Could you return each line below without altering a word?
** Data to examine follows **
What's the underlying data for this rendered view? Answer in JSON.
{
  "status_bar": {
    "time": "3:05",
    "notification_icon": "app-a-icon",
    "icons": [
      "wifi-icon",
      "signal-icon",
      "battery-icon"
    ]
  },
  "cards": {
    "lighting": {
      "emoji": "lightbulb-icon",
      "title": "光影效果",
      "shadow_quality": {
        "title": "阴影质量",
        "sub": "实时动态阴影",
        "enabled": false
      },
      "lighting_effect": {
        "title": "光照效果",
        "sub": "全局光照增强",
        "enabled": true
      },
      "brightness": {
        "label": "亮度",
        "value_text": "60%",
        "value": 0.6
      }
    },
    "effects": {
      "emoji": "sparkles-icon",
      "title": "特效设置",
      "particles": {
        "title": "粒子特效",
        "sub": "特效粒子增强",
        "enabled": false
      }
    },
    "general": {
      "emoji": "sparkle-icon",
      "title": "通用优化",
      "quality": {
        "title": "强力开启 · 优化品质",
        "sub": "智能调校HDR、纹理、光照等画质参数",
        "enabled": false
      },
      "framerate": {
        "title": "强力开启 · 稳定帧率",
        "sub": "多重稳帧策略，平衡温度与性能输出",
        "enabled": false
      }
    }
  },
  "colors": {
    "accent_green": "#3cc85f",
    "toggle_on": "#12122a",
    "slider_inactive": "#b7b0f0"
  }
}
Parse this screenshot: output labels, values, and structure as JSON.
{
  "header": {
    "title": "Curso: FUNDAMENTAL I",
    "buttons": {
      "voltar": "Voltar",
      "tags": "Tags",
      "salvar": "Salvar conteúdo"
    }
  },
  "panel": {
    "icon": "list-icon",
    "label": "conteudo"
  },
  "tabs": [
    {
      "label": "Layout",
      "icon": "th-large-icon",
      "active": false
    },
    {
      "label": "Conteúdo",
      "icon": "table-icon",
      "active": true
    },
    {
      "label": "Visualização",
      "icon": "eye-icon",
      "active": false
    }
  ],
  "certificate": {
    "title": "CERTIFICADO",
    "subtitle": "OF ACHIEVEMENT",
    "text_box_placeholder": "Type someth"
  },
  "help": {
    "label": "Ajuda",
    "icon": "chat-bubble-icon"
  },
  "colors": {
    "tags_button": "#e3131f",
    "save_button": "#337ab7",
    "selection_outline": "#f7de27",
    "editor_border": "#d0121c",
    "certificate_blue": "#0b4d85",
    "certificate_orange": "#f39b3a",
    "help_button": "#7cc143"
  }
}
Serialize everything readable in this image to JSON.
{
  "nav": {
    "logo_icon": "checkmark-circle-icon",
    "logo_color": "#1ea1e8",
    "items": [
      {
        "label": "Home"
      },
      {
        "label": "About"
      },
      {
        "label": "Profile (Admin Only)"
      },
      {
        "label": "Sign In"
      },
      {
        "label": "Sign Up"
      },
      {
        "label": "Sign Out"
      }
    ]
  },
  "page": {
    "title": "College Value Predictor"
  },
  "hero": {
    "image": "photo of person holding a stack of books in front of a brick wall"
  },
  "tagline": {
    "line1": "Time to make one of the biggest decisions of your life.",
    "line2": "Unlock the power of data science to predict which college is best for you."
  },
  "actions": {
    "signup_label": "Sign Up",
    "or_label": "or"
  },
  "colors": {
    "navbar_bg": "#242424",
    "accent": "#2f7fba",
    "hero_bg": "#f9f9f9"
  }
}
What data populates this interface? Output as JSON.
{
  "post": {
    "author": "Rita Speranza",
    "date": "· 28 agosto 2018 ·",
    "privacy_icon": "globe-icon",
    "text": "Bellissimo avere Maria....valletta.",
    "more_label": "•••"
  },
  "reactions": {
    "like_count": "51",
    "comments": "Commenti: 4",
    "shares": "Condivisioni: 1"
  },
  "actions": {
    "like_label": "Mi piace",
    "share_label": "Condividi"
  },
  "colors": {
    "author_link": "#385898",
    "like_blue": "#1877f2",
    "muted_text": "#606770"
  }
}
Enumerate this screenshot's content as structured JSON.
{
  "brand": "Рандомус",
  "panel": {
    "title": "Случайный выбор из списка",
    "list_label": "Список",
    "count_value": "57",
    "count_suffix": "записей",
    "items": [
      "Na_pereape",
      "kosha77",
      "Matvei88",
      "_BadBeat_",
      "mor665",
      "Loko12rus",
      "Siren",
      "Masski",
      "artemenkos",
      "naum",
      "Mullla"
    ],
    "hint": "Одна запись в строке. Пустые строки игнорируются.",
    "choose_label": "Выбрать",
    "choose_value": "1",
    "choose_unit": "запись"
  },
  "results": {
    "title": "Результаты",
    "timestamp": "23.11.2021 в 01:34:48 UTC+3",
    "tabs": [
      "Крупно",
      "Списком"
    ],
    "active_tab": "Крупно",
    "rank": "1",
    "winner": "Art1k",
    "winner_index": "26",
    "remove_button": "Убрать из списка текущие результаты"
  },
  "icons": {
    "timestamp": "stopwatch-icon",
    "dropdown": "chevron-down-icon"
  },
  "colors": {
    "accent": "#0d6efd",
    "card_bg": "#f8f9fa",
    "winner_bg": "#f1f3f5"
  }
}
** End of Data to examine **
§ Result below
What's the underlying data for this rendered view? Answer in JSON.
{
  "status_bar": {
    "time": "3:05",
    "notification_icon": "app-a-icon",
    "icons": [
      "wifi-icon",
      "signal-icon",
      "battery-icon"
    ]
  },
  "cards": {
    "lighting": {
      "emoji": "lightbulb-icon",
      "title": "光影效果",
      "shadow_quality": {
        "title": "阴影质量",
        "sub": "实时动态阴影",
        "enabled": false
      },
      "lighting_effect": {
        "title": "光照效果",
        "sub": "全局光照增强",
        "enabled": true
      },
      "brightness": {
        "label": "亮度",
        "value_text": "60%",
        "value": 0.6
      }
    },
    "effects": {
      "emoji": "sparkles-icon",
      "title": "特效设置",
      "particles": {
        "title": "粒子特效",
        "sub": "特效粒子增强",
        "enabled": false
      }
    },
    "general": {
      "emoji": "sparkle-icon",
      "title": "通用优化",
      "quality": {
        "title": "强力开启 · 优化品质",
        "sub": "智能调校HDR、纹理、光照等画质参数",
        "enabled": false
      },
      "framerate": {
        "title": "强力开启 · 稳定帧率",
        "sub": "多重稳帧策略，平衡温度与性能输出",
        "enabled": false
      }
    }
  },
  "colors": {
    "accent_green": "#3cc85f",
    "toggle_on": "#12122a",
    "slider_inactive": "#b7b0f0"
  }
}
Parse this screenshot: output labels, values, and structure as JSON.
{
  "header": {
    "title": "Curso: FUNDAMENTAL I",
    "buttons": {
      "voltar": "Voltar",
      "tags": "Tags",
      "salvar": "Salvar conteúdo"
    }
  },
  "panel": {
    "icon": "list-icon",
    "label": "conteudo"
  },
  "tabs": [
    {
      "label": "Layout",
      "icon": "th-large-icon",
      "active": false
    },
    {
      "label": "Conteúdo",
      "icon": "table-icon",
      "active": true
    },
    {
      "label": "Visualização",
      "icon": "eye-icon",
      "active": false
    }
  ],
  "certificate": {
    "title": "CERTIFICADO",
    "subtitle": "OF ACHIEVEMENT",
    "text_box_placeholder": "Type someth"
  },
  "help": {
    "label": "Ajuda",
    "icon": "chat-bubble-icon"
  },
  "colors": {
    "tags_button": "#e3131f",
    "save_button": "#337ab7",
    "selection_outline": "#f7de27",
    "editor_border": "#d0121c",
    "certificate_blue": "#0b4d85",
    "certificate_orange": "#f39b3a",
    "help_button": "#7cc143"
  }
}
Serialize everything readable in this image to JSON.
{
  "nav": {
    "logo_icon": "checkmark-circle-icon",
    "logo_color": "#1ea1e8",
    "items": [
      {
        "label": "Home"
      },
      {
        "label": "About"
      },
      {
        "label": "Profile (Admin Only)"
      },
      {
        "label": "Sign In"
      },
      {
        "label": "Sign Up"
      },
      {
        "label": "Sign Out"
      }
    ]
  },
  "page": {
    "title": "College Value Predictor"
  },
  "hero": {
    "image": "photo of person holding a stack of books in front of a brick wall"
  },
  "tagline": {
    "line1": "Time to make one of the biggest decisions of your life.",
    "line2": "Unlock the power of data science to predict which college is best for you."
  },
  "actions": {
    "signup_label": "Sign Up",
    "or_label": "or"
  },
  "colors": {
    "navbar_bg": "#242424",
    "accent": "#2f7fba",
    "hero_bg": "#f9f9f9"
  }
}
What data populates this interface? Output as JSON.
{
  "post": {
    "author": "Rita Speranza",
    "date": "· 28 agosto 2018 ·",
    "privacy_icon": "globe-icon",
    "text": "Bellissimo avere Maria....valletta.",
    "more_label": "•••"
  },
  "reactions": {
    "like_count": "51",
    "comments": "Commenti: 4",
    "shares": "Condivisioni: 1"
  },
  "actions": {
    "like_label": "Mi piace",
    "share_label": "Condividi"
  },
  "colors": {
    "author_link": "#385898",
    "like_blue": "#1877f2",
    "muted_text": "#606770"
  }
}
Enumerate this screenshot's content as structured JSON.
{
  "brand": "Рандомус",
  "panel": {
    "title": "Случайный выбор из списка",
    "list_label": "Список",
    "count_value": "57",
    "count_suffix": "записей",
    "items": [
      "Na_pereape",
      "kosha77",
      "Matvei88",
      "_BadBeat_",
      "mor665",
      "Loko12rus",
      "Siren",
      "Masski",
      "artemenkos",
      "naum",
      "Mullla"
    ],
    "hint": "Одна запись в строке. Пустые строки игнорируются.",
    "choose_label": "Выбрать",
    "choose_value": "1",
    "choose_unit": "запись"
  },
  "results": {
    "title": "Результаты",
    "timestamp": "23.11.2021 в 01:34:48 UTC+3",
    "tabs": [
      "Крупно",
      "Списком"
    ],
    "active_tab": "Крупно",
    "rank": "1",
    "winner": "Art1k",
    "winner_index": "26",
    "remove_button": "Убрать из списка текущие результаты"
  },
  "icons": {
    "timestamp": "stopwatch-icon",
    "dropdown": "chevron-down-icon"
  },
  "colors": {
    "accent": "#0d6efd",
    "card_bg": "#f8f9fa",
    "winner_bg": "#f1f3f5"
  }
}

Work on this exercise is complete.